In Juba’s John Garang Mausoleum, concluding his second day in South Sudan, Pope Francis addressed the faithful gathered for an ecumenical prayer. He noted that from the South Sudanese land, “wracked by violence”, “many prayers have now been raised to heaven”.
Pope Francis asked all those present to reflect on three verbs:
The first, is to pray. Pope Francis noted that prayer gives us the strength to go forward, to overcome our fears, to glimpse, even in the darkness, the salvation that God is even now preparing. He added that “prayer brings down God’s salvation upon the people”, and that the prayer of intercession is the type of prayer that we, as shepherds of God’s holy people, are especially called to practise.
The Holy Father urged all those present to support each other in this effort.
“In the diversity of our confessions, let us feel united among ourselves, as one family, responsible to pray for everyone.”
Speaking of the verb “work”, Pope Francis noted that the peace of God is not only a truce amid conflicts, “but a fraternal fellowship that comes from uniting and not absorbing; from pardoning and not overpowering; from reconciling and not imposing”.
Let us work tirelessly, urged the Pope “for the peace that the Spirit of Jesus and the Father urges us to build: a peace that integrates diversity and promotes unity in plurality”.
“Those who choose Christ choose peace, always; those who unleash war and violence betray the Lord and deny his Gospel.”
“What Jesus teaches us is clear,” added the Pope, “we are to love everyone, since everyone is loved as a child of our common Father in heaven”.
The third and final verb is “to journey”. The Pope noted that in this country, “Christian communities have been deeply committed to promoting processes of reconciliation”, before expressing his gratitude for this “radiant testimony of faith born of the realisation, expressed not only in words but also in deeds that prior to any historical divisions, there remains one unchanging fact, namely, that we are Christians”.
Speaking of ecumenism in South Sudan, Pope Francis described this reality as “a precious treasure” and an act of praise for the name of Jesus.
“May the witness of unity among believers overflow to the people as a whole.”
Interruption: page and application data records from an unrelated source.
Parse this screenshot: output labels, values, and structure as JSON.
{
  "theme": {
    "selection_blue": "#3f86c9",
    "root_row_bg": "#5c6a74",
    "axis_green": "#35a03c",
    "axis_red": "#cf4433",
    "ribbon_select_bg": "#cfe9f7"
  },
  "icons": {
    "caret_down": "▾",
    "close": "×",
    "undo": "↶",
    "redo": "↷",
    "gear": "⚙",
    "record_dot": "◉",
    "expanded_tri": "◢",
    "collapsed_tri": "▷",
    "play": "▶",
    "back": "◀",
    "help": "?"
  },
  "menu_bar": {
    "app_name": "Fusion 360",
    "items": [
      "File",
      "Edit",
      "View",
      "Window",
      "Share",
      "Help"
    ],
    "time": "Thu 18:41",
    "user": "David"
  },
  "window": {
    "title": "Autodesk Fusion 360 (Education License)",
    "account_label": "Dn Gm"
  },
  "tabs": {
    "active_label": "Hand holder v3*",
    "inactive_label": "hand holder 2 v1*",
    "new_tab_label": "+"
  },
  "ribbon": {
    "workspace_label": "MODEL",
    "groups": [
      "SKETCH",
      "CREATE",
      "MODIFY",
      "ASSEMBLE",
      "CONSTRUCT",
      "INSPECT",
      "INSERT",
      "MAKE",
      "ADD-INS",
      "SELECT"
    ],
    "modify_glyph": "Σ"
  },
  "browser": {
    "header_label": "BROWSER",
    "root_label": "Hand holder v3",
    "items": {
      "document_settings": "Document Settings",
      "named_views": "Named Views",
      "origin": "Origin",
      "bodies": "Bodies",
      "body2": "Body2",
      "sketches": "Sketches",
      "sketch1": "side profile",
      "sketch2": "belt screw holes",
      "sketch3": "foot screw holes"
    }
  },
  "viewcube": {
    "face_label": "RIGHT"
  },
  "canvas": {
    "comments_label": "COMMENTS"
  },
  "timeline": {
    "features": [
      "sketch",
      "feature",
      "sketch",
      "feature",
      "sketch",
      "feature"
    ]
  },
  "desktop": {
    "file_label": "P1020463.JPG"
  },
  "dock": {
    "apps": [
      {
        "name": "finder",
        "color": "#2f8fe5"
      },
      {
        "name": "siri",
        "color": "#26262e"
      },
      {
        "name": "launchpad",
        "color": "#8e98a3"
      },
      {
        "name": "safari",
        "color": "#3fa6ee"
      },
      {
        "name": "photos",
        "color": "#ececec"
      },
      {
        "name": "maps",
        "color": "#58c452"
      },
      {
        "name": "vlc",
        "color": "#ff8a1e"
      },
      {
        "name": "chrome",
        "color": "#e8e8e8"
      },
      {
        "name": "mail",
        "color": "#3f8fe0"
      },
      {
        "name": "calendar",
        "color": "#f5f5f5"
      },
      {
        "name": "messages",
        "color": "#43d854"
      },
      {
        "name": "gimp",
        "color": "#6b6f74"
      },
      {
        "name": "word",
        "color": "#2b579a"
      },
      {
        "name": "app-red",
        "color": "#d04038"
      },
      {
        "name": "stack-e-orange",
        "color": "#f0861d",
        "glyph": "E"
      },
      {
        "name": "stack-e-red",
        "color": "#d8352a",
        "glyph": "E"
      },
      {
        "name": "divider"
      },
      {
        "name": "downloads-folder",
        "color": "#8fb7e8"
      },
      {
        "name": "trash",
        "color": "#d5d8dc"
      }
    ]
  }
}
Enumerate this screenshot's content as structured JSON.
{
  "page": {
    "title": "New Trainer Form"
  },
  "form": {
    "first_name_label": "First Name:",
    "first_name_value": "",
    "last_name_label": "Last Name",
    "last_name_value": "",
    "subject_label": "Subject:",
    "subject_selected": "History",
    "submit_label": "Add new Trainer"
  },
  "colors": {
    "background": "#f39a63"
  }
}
Bringing his discourse to an end, Pope Francis introduced two final words for the South Sudanese encouraging them to persevere in their journey: memory and commitment.
Memory means making sure that “the steps that you take follow in the footsteps of those who have gone before you. Commitment. means journeying towards unity when love is concrete.
Finally, Pope Francis noted that together with the Archbishop of Canterbury and the Moderator of the Church of Scotland, they travelled to South Sudan as “pilgrims, to be with you”.
“Let us love each other constantly, from the heart.”